But green is not always good. Consider this – a field I walked through recently, though many others in all parts of England and beyond might do as well. The soil is powdery, collapses underfoot. The path is a straight line (y=mx+c) between wheat stems, but cracks in the ground bend and jag. No birds are audible. A few trees stand glowing in the distance, but across the field’s expanse the sun is all, like walking carrying a hot steel plate.
Is this land zombie earth? Almost all the life in it – crops – is preserved by fertilisers and pesticides. Their predecessors prevented global starvation in the 1940s, just as they do now. There is no way that the UK could be even close to what it is now without the high crop yields enabled by these chemicals.
But the chemicals become ever stronger to compensate for their own effects. They strip organic matter out of the ground, causing great cracks through which rainwater runs, barely touching the soil. They kill pollinator insects – neonicotinoids are implicated in bees’ population drops. The gases emitted in their production contribute to climate change, altering the conditions in which the drops have to grow. Without pollinators, unable to retain water, this land will eventually fail.
As for “brown”, it is often beautiful. A few hundred metres up the Limehouse Cut in London, the towpath starts to run alongside a high, deep brown brick wall. Warehouse ends are built into it. Window frames far above my head punctuate the line. From them sway buddleia flowers, bust with hoverflies and sometimes an angular butterfly. Robins claim the ground, between great and blue tits. Swallows fire over the walls as from cannons. Coots and mallards thread through reeds in the neglected banks.
There are numerous studies that show that brownfield sites can have far greater biodiversity than greenfield (read “greenbelt”; see British Wildlife for details). Unlike the productive arable land they are self-sustaining. It’s not a binary opposition.
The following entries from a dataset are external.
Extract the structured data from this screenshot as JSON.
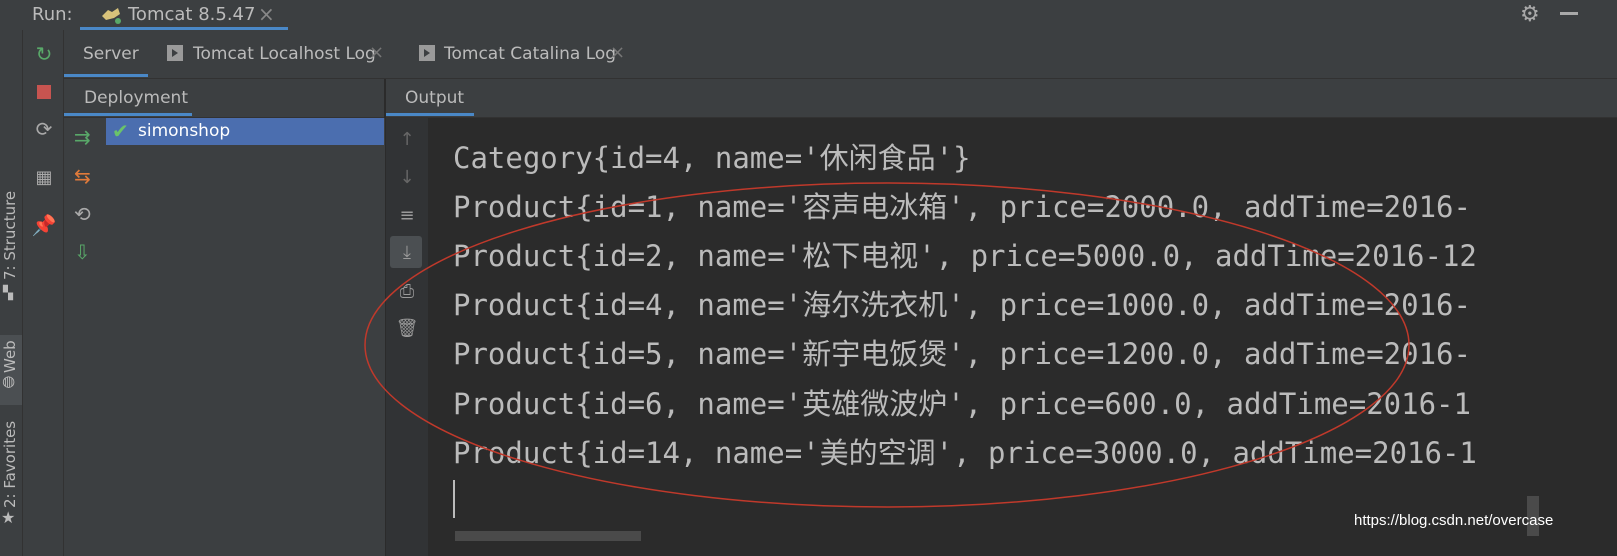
{
  "runbar": {
    "label": "Run:",
    "tab_label": "Tomcat 8.5.47",
    "tab_close": "×",
    "gear_icon": "gear-icon",
    "minimize_icon": "minimize-icon"
  },
  "left_strip": {
    "tabs": [
      {
        "label": "7: Structure"
      },
      {
        "label": "Web"
      },
      {
        "label": "2: Favorites"
      }
    ]
  },
  "run_toolbar": {
    "icons": [
      "rerun-icon",
      "stop-icon",
      "update-icon",
      "layout-icon",
      "pin-icon"
    ]
  },
  "server_tabs": [
    {
      "label": "Server"
    },
    {
      "label": "Tomcat Localhost Log",
      "close": "×"
    },
    {
      "label": "Tomcat Catalina Log",
      "close": "×"
    }
  ],
  "deployment": {
    "header": "Deployment",
    "items": [
      {
        "label": "simonshop",
        "status": "deployed"
      }
    ]
  },
  "output": {
    "header": "Output",
    "lines": [
      "Category{id=4, name='休闲食品'}",
      "Product{id=1, name='容声电冰箱', price=2000.0, addTime=2016-",
      "Product{id=2, name='松下电视', price=5000.0, addTime=2016-12",
      "Product{id=4, name='海尔洗衣机', price=1000.0, addTime=2016-",
      "Product{id=5, name='新宇电饭煲', price=1200.0, addTime=2016-",
      "Product{id=6, name='英雄微波炉', price=600.0, addTime=2016-1",
      "Product{id=14, name='美的空调', price=3000.0, addTime=2016-1"
    ]
  },
  "colors": {
    "accent": "#4a88c7",
    "selection": "#4b6eaf",
    "annotation": "#c0392b"
  },
  "watermark": "https://blog.csdn.net/overcase"
}
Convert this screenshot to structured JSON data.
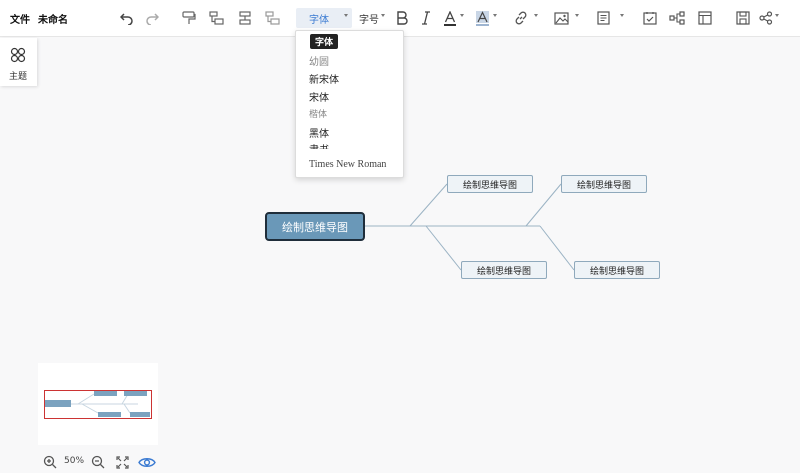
{
  "menu": {
    "file": "文件",
    "doc_title": "未命名"
  },
  "toolbar": {
    "font_label": "字体",
    "font_size_label": "字号",
    "buttons": [
      "undo",
      "redo",
      "format-painter",
      "insert-child",
      "insert-sibling",
      "insert-parent",
      "bold",
      "italic",
      "font-color",
      "highlight",
      "link",
      "image",
      "note",
      "task",
      "structure",
      "layout",
      "save",
      "share"
    ]
  },
  "font_dropdown": {
    "tooltip": "字体",
    "options": [
      "幼圆",
      "新宋体",
      "宋体",
      "楷体",
      "黑体",
      "隶书",
      "Times New Roman"
    ]
  },
  "side_panel": {
    "theme_label": "主题"
  },
  "mindmap": {
    "root": "绘制思维导图",
    "children": [
      "绘制思维导图",
      "绘制思维导图",
      "绘制思维导图",
      "绘制思维导图"
    ]
  },
  "zoom": {
    "value": "50%"
  },
  "colors": {
    "root_fill": "#6a98b8",
    "accent": "#3b7bd2",
    "minimap_frame": "#cc3333"
  }
}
The UK needs land for housing. The UK needs land for farming – how do we get out of the chemical impasse? Via GM, hydroponics and other high-tech solutions? The Earth needs other species than just homo sapiens. Falling easily into “green” versus “brown” will not fix any of the problems.
There are possible practical solutions, just suggestions. Councils could publicise comparative environmental effects of particular developments. Conservation groups could examine brownfield sites more carefully, and be open about the lack of biodiversity in conventional countryside. Developers should come under pressure from both groups to ensure that a new development incorporates space for other species – gardens and parks are often more like nature reserves than the cropfields beyond. Where farmers are able and willing to ease back on intensive farming in some places to enable wildlife to survive, “greenbelt” could be more rigorously protected than elsewhere.
The paper “Ecological consequences of human niche construction: Examining long-term anthropogenic shaping of global species distributions”, published in the Proceedings of the National Academy of Sciences, argues that pristine landscapes have not existed anywhere on Earth for thousands of years. If that is so, then all futures have to involve the human in the natural.
Some parts of the environmental movement want to dethrone humanity from the centre of the world’s attention. But perhaps it’s not a question of displacing – to use a loaded term – but of starting to consider other forms of life alongside the human in ethical considerations, and to bring those ethical considerations to the heart of decision making, rather than debased “economic laws”. “Of”, rather than “from” the land. The land is in the city as much as in the fields. Its value cannot only be given in pre-set terms.